Rituals and phase transitions
Sensible orientation aids are particularly important for elementary school children. Here you can find out what rituals can achieve, what makes them special and which creative and proven rituals are worthwhile for your lessons.
Why elementary school children in particular need rituals
Fixed rituals and habits are a basic need for all of us. They help us to find an inner rhythm and they comfort and calm us when we are confronted with stress, hectic and new or difficult situations. Such “little constants” are particularly important for children: each stage of development brings with it the need for other rituals. Rituals provide orientation, security and safety.
- They regulate the daily and weekly routine and give rhythm to everyday life.
- They take away fears and promote self-confidence.
- They make it easier to concentrate and increase memory.
They create freedom, stimulate the imagination and help the children to develop their own identity.
For successful learning, children need fixed, recurring structures and thus clear timetables, routines and reliable rules and rituals. There are many possible orientation aids – and they can be easily integrated into everyday primary school life.
Ritualize school lessons in a meaningful way
A ritual in the school context is a constantly (possibly daily) recurring teaching element that is part of the usual structure and that enables school beginners to find their way around during the morning lesson even without a pronounced sense of time or to use fixed structures as to provide guidance.”
In practice, there are numerous rituals that have proven very effective. For example, there is the daily planner with colourful symbols for the individual subjects, which you can attach in the classroom so that it is clearly visible. So, the children can always see what’s coming next. In addition, you can write down the date of the day together with the students every morning and pin it on the wall. In this way, you playfully bring them closer to the regularities of the calendar. Morning circles – i.e. storytelling circles – and closing circles are now held at most primary schools and the festivals and holidays in the annual circle are discussed and celebrated with the children. Other “classics” among the everyday school rituals are the daily homework check, the use of reward stamps, the division of class duties and the use of small silence exercises. All of these are examples of rituals that you use to give the children orientation in your lessons.
Practical tips: Creative and proven rituals for your lessons
So that the school day gets off to a good start for the children, you can greet them personally. Wait for your students at the classroom door and greet everyone with an encouraging phrase, such as “I’m glad you’re here.” or “I’m glad to see you.”. In addition, you can gently pat the children on the shoulder or shake their hands.
The daily news paper is a good way to give you an impression of how the students are doing and what they experience outside of school. You sit down together either in the morning or in the farewell circle. Two or three children are allowed to report on their news as “newscasters” per day: What has happened to them since the last chair circle?

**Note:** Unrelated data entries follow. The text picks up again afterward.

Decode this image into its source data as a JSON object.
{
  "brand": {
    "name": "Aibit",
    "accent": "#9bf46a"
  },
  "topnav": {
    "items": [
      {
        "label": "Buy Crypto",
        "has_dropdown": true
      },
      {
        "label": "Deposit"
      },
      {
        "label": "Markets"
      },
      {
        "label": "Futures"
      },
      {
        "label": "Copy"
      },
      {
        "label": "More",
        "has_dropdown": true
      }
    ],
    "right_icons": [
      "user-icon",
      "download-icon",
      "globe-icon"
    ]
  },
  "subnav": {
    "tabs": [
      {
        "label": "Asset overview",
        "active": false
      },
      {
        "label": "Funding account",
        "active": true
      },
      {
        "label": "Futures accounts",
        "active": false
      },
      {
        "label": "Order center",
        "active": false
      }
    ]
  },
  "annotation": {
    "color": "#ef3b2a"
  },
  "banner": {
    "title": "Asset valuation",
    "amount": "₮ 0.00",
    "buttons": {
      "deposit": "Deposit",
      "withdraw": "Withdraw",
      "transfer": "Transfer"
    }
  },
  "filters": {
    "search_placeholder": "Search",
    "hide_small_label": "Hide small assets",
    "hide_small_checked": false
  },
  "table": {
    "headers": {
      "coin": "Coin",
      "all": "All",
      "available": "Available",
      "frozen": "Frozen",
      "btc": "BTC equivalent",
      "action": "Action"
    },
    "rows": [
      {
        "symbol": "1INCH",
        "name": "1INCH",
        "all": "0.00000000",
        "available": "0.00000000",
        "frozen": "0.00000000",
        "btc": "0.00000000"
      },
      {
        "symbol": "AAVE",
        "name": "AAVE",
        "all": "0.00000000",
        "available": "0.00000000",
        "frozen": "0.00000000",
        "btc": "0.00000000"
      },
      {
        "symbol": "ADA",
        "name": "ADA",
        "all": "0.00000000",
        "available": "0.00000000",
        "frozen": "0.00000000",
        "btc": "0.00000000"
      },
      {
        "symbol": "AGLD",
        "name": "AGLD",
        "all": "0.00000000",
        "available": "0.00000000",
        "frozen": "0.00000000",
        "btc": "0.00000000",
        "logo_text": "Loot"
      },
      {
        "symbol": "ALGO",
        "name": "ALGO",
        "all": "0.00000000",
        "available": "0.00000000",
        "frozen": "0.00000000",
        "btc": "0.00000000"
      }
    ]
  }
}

Introduce a “secret signal” to get the children’s attention even in busy lessons. So, if you have something important to say or need the children’s full attention for other reasons, a specific sound will play. As soon as the students hear the sound, they stop whatever they are doing and look at you. A possible “secret signal” can be the sound of a wind chime. Be sure to familiarize the students with the wind chime beforehand, pass it through the class and start a playful test run.

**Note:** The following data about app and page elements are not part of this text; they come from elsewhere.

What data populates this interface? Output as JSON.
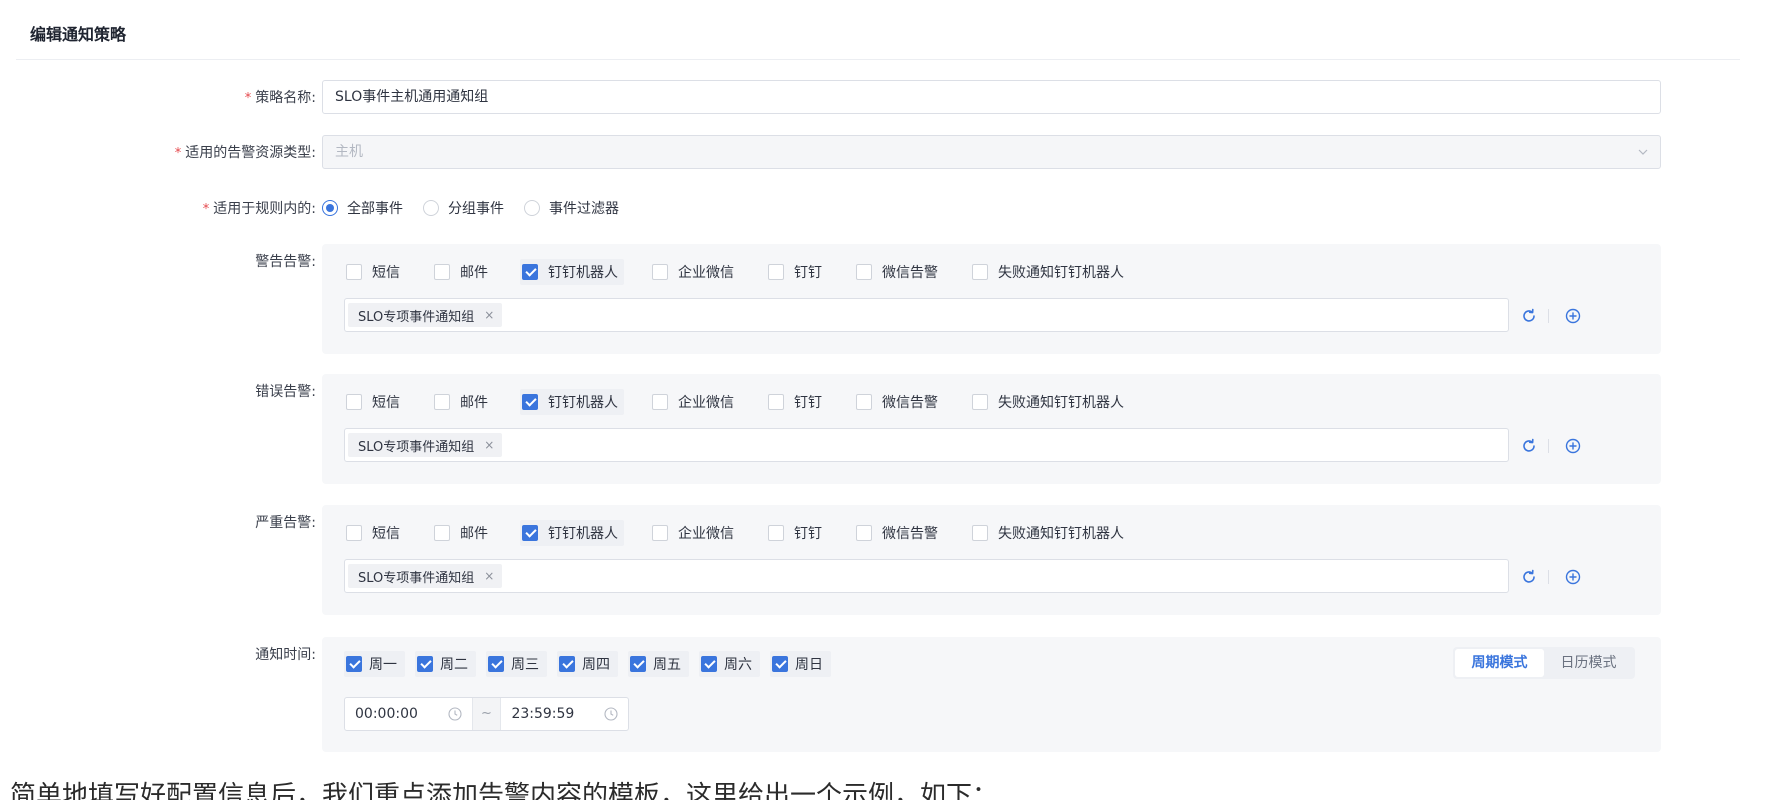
{
  "header": {
    "title": "编辑通知策略"
  },
  "form": {
    "policy_name": {
      "required_mark": "*",
      "label": "策略名称:",
      "value": "SLO事件主机通用通知组"
    },
    "resource_type": {
      "required_mark": "*",
      "label": "适用的告警资源类型:",
      "value": "主机"
    },
    "scope": {
      "required_mark": "*",
      "label": "适用于规则内的:",
      "options": [
        {
          "label": "全部事件",
          "selected": true
        },
        {
          "label": "分组事件",
          "selected": false
        },
        {
          "label": "事件过滤器",
          "selected": false
        }
      ]
    },
    "alerts": [
      {
        "label": "警告告警:",
        "channels": [
          {
            "label": "短信",
            "checked": false
          },
          {
            "label": "邮件",
            "checked": false
          },
          {
            "label": "钉钉机器人",
            "checked": true
          },
          {
            "label": "企业微信",
            "checked": false
          },
          {
            "label": "钉钉",
            "checked": false
          },
          {
            "label": "微信告警",
            "checked": false
          },
          {
            "label": "失败通知钉钉机器人",
            "checked": false
          }
        ],
        "tags": [
          "SLO专项事件通知组"
        ]
      },
      {
        "label": "错误告警:",
        "channels": [
          {
            "label": "短信",
            "checked": false
          },
          {
            "label": "邮件",
            "checked": false
          },
          {
            "label": "钉钉机器人",
            "checked": true
          },
          {
            "label": "企业微信",
            "checked": false
          },
          {
            "label": "钉钉",
            "checked": false
          },
          {
            "label": "微信告警",
            "checked": false
          },
          {
            "label": "失败通知钉钉机器人",
            "checked": false
          }
        ],
        "tags": [
          "SLO专项事件通知组"
        ]
      },
      {
        "label": "严重告警:",
        "channels": [
          {
            "label": "短信",
            "checked": false
          },
          {
            "label": "邮件",
            "checked": false
          },
          {
            "label": "钉钉机器人",
            "checked": true
          },
          {
            "label": "企业微信",
            "checked": false
          },
          {
            "label": "钉钉",
            "checked": false
          },
          {
            "label": "微信告警",
            "checked": false
          },
          {
            "label": "失败通知钉钉机器人",
            "checked": false
          }
        ],
        "tags": [
          "SLO专项事件通知组"
        ]
      }
    ],
    "notify_time": {
      "label": "通知时间:",
      "days": [
        {
          "label": "周一",
          "checked": true
        },
        {
          "label": "周二",
          "checked": true
        },
        {
          "label": "周三",
          "checked": true
        },
        {
          "label": "周四",
          "checked": true
        },
        {
          "label": "周五",
          "checked": true
        },
        {
          "label": "周六",
          "checked": true
        },
        {
          "label": "周日",
          "checked": true
        }
      ],
      "modes": [
        {
          "label": "周期模式",
          "active": true
        },
        {
          "label": "日历模式",
          "active": false
        }
      ],
      "start_time": "00:00:00",
      "separator": "~",
      "end_time": "23:59:59"
    }
  },
  "tag_close_glyph": "×",
  "icons": {
    "refresh": "refresh-icon",
    "add": "add-circle-icon",
    "clock": "clock-icon",
    "caret": "chevron-down-icon"
  },
  "colors": {
    "primary": "#3a75dd",
    "required": "#e5484d",
    "panel_bg": "#f6f7f9"
  },
  "caption": "简单地填写好配置信息后，我们重点添加告警内容的模板，这里给出一个示例，如下："
}
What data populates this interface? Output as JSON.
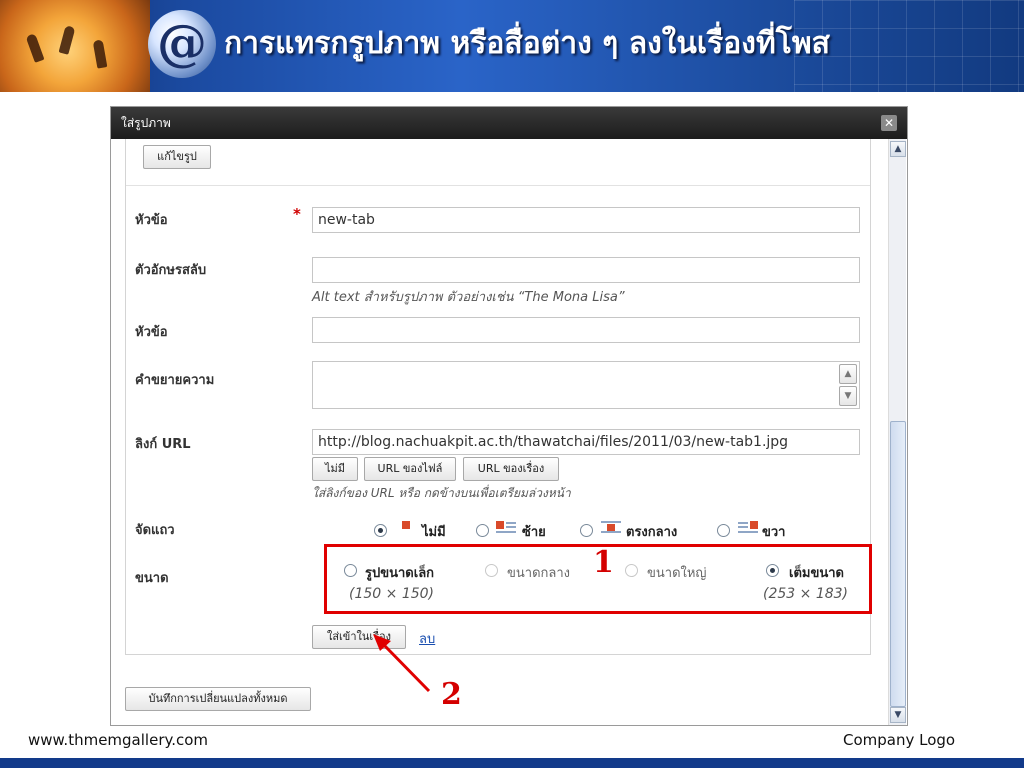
{
  "slide": {
    "title": "การแทรกรูปภาพ หรือสื่อต่าง ๆ ลงในเรื่องที่โพส",
    "footer_left": "www.thmemgallery.com",
    "footer_right": "Company Logo"
  },
  "dialog": {
    "title": "ใส่รูปภาพ",
    "close_glyph": "✕",
    "edit_image_button": "แก้ไขรูป",
    "fields": {
      "title_label": "หัวข้อ",
      "title_value": "new-tab",
      "alt_label": "ตัวอักษรสลับ",
      "alt_value": "",
      "alt_hint": "Alt text สำหรับรูปภาพ ตัวอย่างเช่น “The Mona Lisa”",
      "caption_label": "หัวข้อ",
      "caption_value": "",
      "description_label": "คำขยายความ",
      "description_value": "",
      "link_label": "ลิงก์ URL",
      "link_value": "http://blog.nachuakpit.ac.th/thawatchai/files/2011/03/new-tab1.jpg",
      "link_buttons": [
        "ไม่มี",
        "URL ของไฟล์",
        "URL ของเรื่อง"
      ],
      "link_hint": "ใส่ลิงก์ของ URL หรือ กดข้างบนเพื่อเตรียมล่วงหน้า"
    },
    "alignment": {
      "label": "จัดแถว",
      "options": [
        "ไม่มี",
        "ซ้าย",
        "ตรงกลาง",
        "ขวา"
      ],
      "selected": "ไม่มี"
    },
    "size": {
      "label": "ขนาด",
      "options": [
        "รูปขนาดเล็ก",
        "ขนาดกลาง",
        "ขนาดใหญ่",
        "เต็มขนาด"
      ],
      "selected": "เต็มขนาด",
      "small_dims": "(150 × 150)",
      "full_dims": "(253 × 183)"
    },
    "insert_button": "ใส่เข้าในเรื่อง",
    "delete_link": "ลบ",
    "save_all_button": "บันทึกการเปลี่ยนแปลงทั้งหมด",
    "scroll_up_glyph": "▲",
    "scroll_down_glyph": "▼",
    "textarea_up_glyph": "▲",
    "textarea_down_glyph": "▼"
  },
  "annotations": {
    "marker_1": "1",
    "marker_2": "2",
    "highlight_color": "#e00000"
  }
}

To ensure that the children finish their work on time before it is time to clean up, the 5-minute announcer, to which you appoint a different student every day, helps. Shortly before the end of the respective unit, he goes into each learning corner, shows five fingers and explains: “Five minutes left!” After five minutes, ring a bell, bang a gong, or sing a little song. That way the kids know it’s time to clean up.
Another useful helper in everyday school life is a heartache book. To do this, introduce an appropriate notebook that you lay out in the reading or resting corner so that it is accessible to every student. If a child has a problem with a classmate or with the class, they write down their thoughts and observations – as factual as possible – in the grief book. In the last lesson of the week, you will come together in the class council in a seating circle. You (or a student) read out the new entries made in the heartache book during the week. Then those affected have the opportunity to express themselves. Finally, you look for possible solutions or arbitration approaches together. Rules that you agree with the children for disputes, you can write down in the heart book, for example, at the front or on the last page, which are binding for everyone. If you have agreed on certain consequences, you must of course enforce them accordingly.

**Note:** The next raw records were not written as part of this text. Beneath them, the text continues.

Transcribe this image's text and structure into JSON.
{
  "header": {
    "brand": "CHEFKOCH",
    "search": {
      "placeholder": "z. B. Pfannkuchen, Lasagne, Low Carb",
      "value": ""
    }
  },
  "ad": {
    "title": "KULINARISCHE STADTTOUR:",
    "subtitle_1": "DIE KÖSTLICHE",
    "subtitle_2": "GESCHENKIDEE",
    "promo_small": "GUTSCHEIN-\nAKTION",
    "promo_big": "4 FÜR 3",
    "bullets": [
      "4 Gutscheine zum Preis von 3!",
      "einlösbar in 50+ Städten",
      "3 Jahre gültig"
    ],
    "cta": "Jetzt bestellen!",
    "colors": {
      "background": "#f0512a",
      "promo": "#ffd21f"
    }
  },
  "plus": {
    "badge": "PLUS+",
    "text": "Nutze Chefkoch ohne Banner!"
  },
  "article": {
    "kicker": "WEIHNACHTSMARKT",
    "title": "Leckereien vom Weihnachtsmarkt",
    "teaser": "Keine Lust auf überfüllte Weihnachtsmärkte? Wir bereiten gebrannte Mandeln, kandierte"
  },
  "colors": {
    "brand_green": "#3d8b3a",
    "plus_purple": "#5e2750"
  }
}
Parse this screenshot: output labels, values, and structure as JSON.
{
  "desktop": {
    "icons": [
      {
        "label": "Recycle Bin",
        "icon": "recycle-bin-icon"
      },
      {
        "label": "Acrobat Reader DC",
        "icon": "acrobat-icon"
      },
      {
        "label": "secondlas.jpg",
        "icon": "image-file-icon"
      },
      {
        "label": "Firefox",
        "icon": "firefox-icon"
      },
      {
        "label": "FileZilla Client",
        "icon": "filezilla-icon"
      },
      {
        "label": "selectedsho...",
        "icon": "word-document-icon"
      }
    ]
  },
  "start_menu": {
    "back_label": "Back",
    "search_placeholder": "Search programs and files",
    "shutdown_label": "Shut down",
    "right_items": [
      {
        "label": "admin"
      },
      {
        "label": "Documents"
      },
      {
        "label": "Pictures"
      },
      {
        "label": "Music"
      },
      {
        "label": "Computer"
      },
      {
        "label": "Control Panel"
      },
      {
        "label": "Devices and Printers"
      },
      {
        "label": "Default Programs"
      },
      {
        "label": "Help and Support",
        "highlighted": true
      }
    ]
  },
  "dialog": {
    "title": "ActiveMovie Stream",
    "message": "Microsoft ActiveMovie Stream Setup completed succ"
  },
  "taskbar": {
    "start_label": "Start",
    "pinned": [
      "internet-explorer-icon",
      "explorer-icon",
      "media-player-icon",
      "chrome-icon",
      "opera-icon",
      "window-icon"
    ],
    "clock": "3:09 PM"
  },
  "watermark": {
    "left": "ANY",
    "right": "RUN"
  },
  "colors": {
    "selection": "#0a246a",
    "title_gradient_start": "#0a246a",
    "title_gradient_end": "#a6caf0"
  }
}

Incidentally, it is also worth involving the parents in certain rituals. So that the children don’t forget to hand over important messages, for example, you can set up a ” mailbox” together with the parents: You agree that important messages will always be deposited in the bag in a transparent cover intended for this purpose. The parents then take a quick look in their school bag every day and see immediately whether there is a message for them. This saves you, the parents and the children a lot of trouble and spares your nerves – rituals are made for that too.